* [PROBLEM DETAILS]:
What appears in the data must be reproduced exactly.

Element data from apps and pages
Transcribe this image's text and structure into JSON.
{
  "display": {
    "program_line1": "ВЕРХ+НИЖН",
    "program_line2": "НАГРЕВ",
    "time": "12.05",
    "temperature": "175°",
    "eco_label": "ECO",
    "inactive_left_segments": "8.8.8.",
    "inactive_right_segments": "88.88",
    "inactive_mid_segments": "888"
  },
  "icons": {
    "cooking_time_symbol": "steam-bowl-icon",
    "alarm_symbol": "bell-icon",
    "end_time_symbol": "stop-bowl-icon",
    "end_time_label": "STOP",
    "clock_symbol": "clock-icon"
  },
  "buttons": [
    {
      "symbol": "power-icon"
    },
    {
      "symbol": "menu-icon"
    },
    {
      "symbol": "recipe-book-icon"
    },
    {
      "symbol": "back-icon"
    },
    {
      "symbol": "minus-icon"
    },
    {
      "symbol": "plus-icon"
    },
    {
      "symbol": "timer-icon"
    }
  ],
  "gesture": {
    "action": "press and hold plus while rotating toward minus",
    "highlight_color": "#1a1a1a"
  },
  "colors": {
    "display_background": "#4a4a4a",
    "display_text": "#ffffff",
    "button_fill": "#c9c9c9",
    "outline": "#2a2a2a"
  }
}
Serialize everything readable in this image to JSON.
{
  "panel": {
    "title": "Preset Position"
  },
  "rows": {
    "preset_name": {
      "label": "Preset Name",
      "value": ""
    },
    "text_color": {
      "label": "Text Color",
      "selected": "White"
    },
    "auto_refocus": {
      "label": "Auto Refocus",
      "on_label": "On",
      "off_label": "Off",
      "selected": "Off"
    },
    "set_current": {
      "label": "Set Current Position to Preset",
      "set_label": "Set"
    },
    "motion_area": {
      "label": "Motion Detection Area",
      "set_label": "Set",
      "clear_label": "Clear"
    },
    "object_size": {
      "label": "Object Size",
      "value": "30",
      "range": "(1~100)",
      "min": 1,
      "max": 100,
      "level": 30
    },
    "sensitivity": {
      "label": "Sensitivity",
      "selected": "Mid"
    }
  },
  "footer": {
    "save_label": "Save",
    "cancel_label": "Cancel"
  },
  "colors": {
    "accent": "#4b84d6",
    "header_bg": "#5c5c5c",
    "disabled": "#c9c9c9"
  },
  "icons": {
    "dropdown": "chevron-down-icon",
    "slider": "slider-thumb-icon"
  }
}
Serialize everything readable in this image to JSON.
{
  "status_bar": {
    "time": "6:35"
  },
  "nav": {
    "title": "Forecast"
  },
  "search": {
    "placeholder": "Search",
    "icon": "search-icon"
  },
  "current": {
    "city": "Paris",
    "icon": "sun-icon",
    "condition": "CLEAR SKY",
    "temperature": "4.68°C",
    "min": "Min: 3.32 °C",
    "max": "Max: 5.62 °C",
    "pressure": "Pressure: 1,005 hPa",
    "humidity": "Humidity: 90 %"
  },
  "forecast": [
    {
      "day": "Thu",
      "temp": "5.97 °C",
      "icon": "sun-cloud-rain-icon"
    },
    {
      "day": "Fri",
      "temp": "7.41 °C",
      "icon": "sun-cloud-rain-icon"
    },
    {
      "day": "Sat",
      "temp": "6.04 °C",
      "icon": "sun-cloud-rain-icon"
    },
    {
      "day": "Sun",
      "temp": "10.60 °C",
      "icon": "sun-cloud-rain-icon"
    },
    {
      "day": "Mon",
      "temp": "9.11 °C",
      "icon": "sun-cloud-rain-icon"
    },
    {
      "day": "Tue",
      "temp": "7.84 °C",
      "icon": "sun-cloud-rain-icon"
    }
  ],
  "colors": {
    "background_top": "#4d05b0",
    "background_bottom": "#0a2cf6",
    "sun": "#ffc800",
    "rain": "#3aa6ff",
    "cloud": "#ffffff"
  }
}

* [RESULT FOR THIS TASK]:
Transcribe this image's text and structure into JSON.
{
  "display": {
    "program_line1": "ВЕРХ+НИЖН",
    "program_line2": "НАГРЕВ",
    "time": "12.05",
    "temperature": "175°",
    "eco_label": "ECO",
    "inactive_left_segments": "8.8.8.",
    "inactive_right_segments": "88.88",
    "inactive_mid_segments": "888"
  },
  "icons": {
    "cooking_time_symbol": "steam-bowl-icon",
    "alarm_symbol": "bell-icon",
    "end_time_symbol": "stop-bowl-icon",
    "end_time_label": "STOP",
    "clock_symbol": "clock-icon"
  },
  "buttons": [
    {
      "symbol": "power-icon"
    },
    {
      "symbol": "menu-icon"
    },
    {
      "symbol": "recipe-book-icon"
    },
    {
      "symbol": "back-icon"
    },
    {
      "symbol": "minus-icon"
    },
    {
      "symbol": "plus-icon"
    },
    {
      "symbol": "timer-icon"
    }
  ],
  "gesture": {
    "action": "press and hold plus while rotating toward minus",
    "highlight_color": "#1a1a1a"
  },
  "colors": {
    "display_background": "#4a4a4a",
    "display_text": "#ffffff",
    "button_fill": "#c9c9c9",
    "outline": "#2a2a2a"
  }
}
Serialize everything readable in this image to JSON.
{
  "panel": {
    "title": "Preset Position"
  },
  "rows": {
    "preset_name": {
      "label": "Preset Name",
      "value": ""
    },
    "text_color": {
      "label": "Text Color",
      "selected": "White"
    },
    "auto_refocus": {
      "label": "Auto Refocus",
      "on_label": "On",
      "off_label": "Off",
      "selected": "Off"
    },
    "set_current": {
      "label": "Set Current Position to Preset",
      "set_label": "Set"
    },
    "motion_area": {
      "label": "Motion Detection Area",
      "set_label": "Set",
      "clear_label": "Clear"
    },
    "object_size": {
      "label": "Object Size",
      "value": "30",
      "range": "(1~100)",
      "min": 1,
      "max": 100,
      "level": 30
    },
    "sensitivity": {
      "label": "Sensitivity",
      "selected": "Mid"
    }
  },
  "footer": {
    "save_label": "Save",
    "cancel_label": "Cancel"
  },
  "colors": {
    "accent": "#4b84d6",
    "header_bg": "#5c5c5c",
    "disabled": "#c9c9c9"
  },
  "icons": {
    "dropdown": "chevron-down-icon",
    "slider": "slider-thumb-icon"
  }
}
Serialize everything readable in this image to JSON.
{
  "status_bar": {
    "time": "6:35"
  },
  "nav": {
    "title": "Forecast"
  },
  "search": {
    "placeholder": "Search",
    "icon": "search-icon"
  },
  "current": {
    "city": "Paris",
    "icon": "sun-icon",
    "condition": "CLEAR SKY",
    "temperature": "4.68°C",
    "min": "Min: 3.32 °C",
    "max": "Max: 5.62 °C",
    "pressure": "Pressure: 1,005 hPa",
    "humidity": "Humidity: 90 %"
  },
  "forecast": [
    {
      "day": "Thu",
      "temp": "5.97 °C",
      "icon": "sun-cloud-rain-icon"
    },
    {
      "day": "Fri",
      "temp": "7.41 °C",
      "icon": "sun-cloud-rain-icon"
    },
    {
      "day": "Sat",
      "temp": "6.04 °C",
      "icon": "sun-cloud-rain-icon"
    },
    {
      "day": "Sun",
      "temp": "10.60 °C",
      "icon": "sun-cloud-rain-icon"
    },
    {
      "day": "Mon",
      "temp": "9.11 °C",
      "icon": "sun-cloud-rain-icon"
    },
    {
      "day": "Tue",
      "temp": "7.84 °C",
      "icon": "sun-cloud-rain-icon"
    }
  ],
  "colors": {
    "background_top": "#4d05b0",
    "background_bottom": "#0a2cf6",
    "sun": "#ffc800",
    "rain": "#3aa6ff",
    "cloud": "#ffffff"
  }
}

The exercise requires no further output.